How to Use Strategy and Influence in Product Management

In this article, Wendy Gilbert discusses key ideas related to strategy and influence, such as what strategy is, the components of a strategy, successful strategies, what influence is and quality of good influencers.

Meet Wendy Gilbert

Wendy Gilbert is the Director of Product Management at the Global Data Platform for Egencia, Expedia. She also runs a blog on Data as a hobby.

Wendy Gilbert Expedia Product Manager

Intro to Strategy and Influence

What is strategy?

Wendy begins by explaining strategy, and how it’s crucial when it comes to product and product management. 

Strategy concept

A product strategy outlines where the product is going, how it will get there and why it will succeed. Product strategy enables you to focus on a specific target market and feature set, instead of trying to be everything to everyone. 

Strategy Diamond

Strategy diamond graph

1. Arena — Where will you be active?

  • Market Segment
  • Geography 
  • Channel
  • Stages 
  • Technologies

2.  Vehicles — How will you get there?

  • Internal development 
  • Joint venture 
  • Licensing
  • Alliance 
  • Acquisition 

3. Differentiators — How will you win in the marketplace?

  • Image 
  • Customization 
  • Price Reliability 
  • Speed to market 
  • Personalization 

4. Staging — How will you move?

  • Speed 
  • Sequencing 

5. Economic logic — How will you return on your investment?

  • Decreased cost 
  • New sales or market 
  • Increase $$ from existing sales 
  • Better results 

A good strategy is:

  • Practical: easy to follow when conducting daily activities 
  • Relevant: contextual to the organization/team, not generic
  • Evolutionary: expected to change on a regular basis
  • Connected/integrated with everything that comes after it or from it 

Why do some strategies fail? 

Colin Powell quote Strategy equals execution

Wendy mentions some factors which may lead to strategies failing:

  • One size doesn’t fit all
  • Offense versus defense
  • The product itself was flawed
  • Didn’t understand the product and/or the marketplace
  • It wasn’t a strategy in the first place, examples:
    • to provide a centralized Data Platform that can deliver quality data, in a timely fashion, to maximize value for both internal and external customers 
    • to grow the company by 15 percent 
    • to launch/transition to cloud service model by Jan 2019
  • Failed to outline what it wouldn’t do
  • Implemented as a top-down process: failed to get buy-in from the team 
  • Factors outside of your control
  • Change is hard, and strategies often require change
  • Loss of interest over time
  • Not agile: used a big-bang approach 
  • Not aligned with other teams or dependencies 
  • Didn’t focus on the business value 
  • RDD
Woman with dropped ice cream

What is influence?

Wendy moves on to explaining influence, and how to leverage it to implement product management efficiently.

Influence concept

What do people expect from their leaders? 

  • To know where they are going
  • Communication
  • Competence 
  • Authenticity 
  • Energy & Enthusiasm

Influence Styles

  • Rationalizing: logic and reason
  • Asserting: personal confidence and direction
  • Negotiating: compromise without sacrificing long term goal
  • Inspiring: shared mission, draw on passion to open people’s eyes to new possibilities 
  • Bridging: uniting and connecting others, listening and building coalitions

One size doesn’t fit all

  • We can’t all be charismatic, born leaders
  • Do I really need to lower my voice?
  • We don’t all need to lean in, but it’s fine if you want to
  • It shouldn’t feel like manipulation, be genuine

Increasing influence

  • Self Awareness: Know your strengths and weaknesses and manage them
  • Be competent, be prepared
  • Don’t be afraid to be vulnerable
  • Assume positive intent
  • Treat others well and solicit their opinions and expertise
  • Embrace difficult conversations: avoid passive aggressiveness
  • Tell stories
  • Be emotionally curious: connect with people and understand what drives them

Wendy concludes by emphasizing that one should always assume positive intent.

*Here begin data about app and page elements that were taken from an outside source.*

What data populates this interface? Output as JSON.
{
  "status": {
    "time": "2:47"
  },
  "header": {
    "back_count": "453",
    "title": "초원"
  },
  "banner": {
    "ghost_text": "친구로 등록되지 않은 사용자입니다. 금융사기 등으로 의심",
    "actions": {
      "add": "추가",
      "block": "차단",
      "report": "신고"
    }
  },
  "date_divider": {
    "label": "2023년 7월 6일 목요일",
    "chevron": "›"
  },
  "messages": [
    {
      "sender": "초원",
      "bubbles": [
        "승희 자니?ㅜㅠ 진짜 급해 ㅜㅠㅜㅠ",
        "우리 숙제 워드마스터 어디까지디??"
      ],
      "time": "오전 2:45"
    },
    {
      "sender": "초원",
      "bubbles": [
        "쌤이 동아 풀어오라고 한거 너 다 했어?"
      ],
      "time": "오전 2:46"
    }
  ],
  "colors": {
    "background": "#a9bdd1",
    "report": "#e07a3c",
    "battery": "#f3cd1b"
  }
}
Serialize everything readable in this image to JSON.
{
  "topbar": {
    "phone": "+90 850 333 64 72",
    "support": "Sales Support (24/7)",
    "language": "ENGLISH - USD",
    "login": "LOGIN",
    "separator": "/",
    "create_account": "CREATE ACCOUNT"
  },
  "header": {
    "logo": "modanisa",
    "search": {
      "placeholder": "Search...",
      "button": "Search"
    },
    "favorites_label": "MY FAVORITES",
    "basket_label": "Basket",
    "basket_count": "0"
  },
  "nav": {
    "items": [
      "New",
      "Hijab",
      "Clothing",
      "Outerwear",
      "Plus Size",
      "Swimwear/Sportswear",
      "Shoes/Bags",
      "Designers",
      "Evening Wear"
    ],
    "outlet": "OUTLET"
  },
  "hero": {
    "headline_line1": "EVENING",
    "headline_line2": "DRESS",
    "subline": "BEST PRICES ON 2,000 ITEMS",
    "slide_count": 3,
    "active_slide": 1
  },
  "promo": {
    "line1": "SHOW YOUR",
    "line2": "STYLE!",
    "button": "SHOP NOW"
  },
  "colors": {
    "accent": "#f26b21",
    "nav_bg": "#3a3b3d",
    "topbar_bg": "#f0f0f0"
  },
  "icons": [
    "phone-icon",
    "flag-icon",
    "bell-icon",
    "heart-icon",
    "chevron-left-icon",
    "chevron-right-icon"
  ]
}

It means that one should believe that everyone involved in the product development wants to solve a problem, and no one is going against the course or hiding something. Also, she cites Dale Carnegie’s book How to Win Friends and Influence People and advises that one should be genuinely curious to know about the people around them, which is an important factor of their positive influence.

Product School Book Ship It

Enjoyed the article? You may like this too: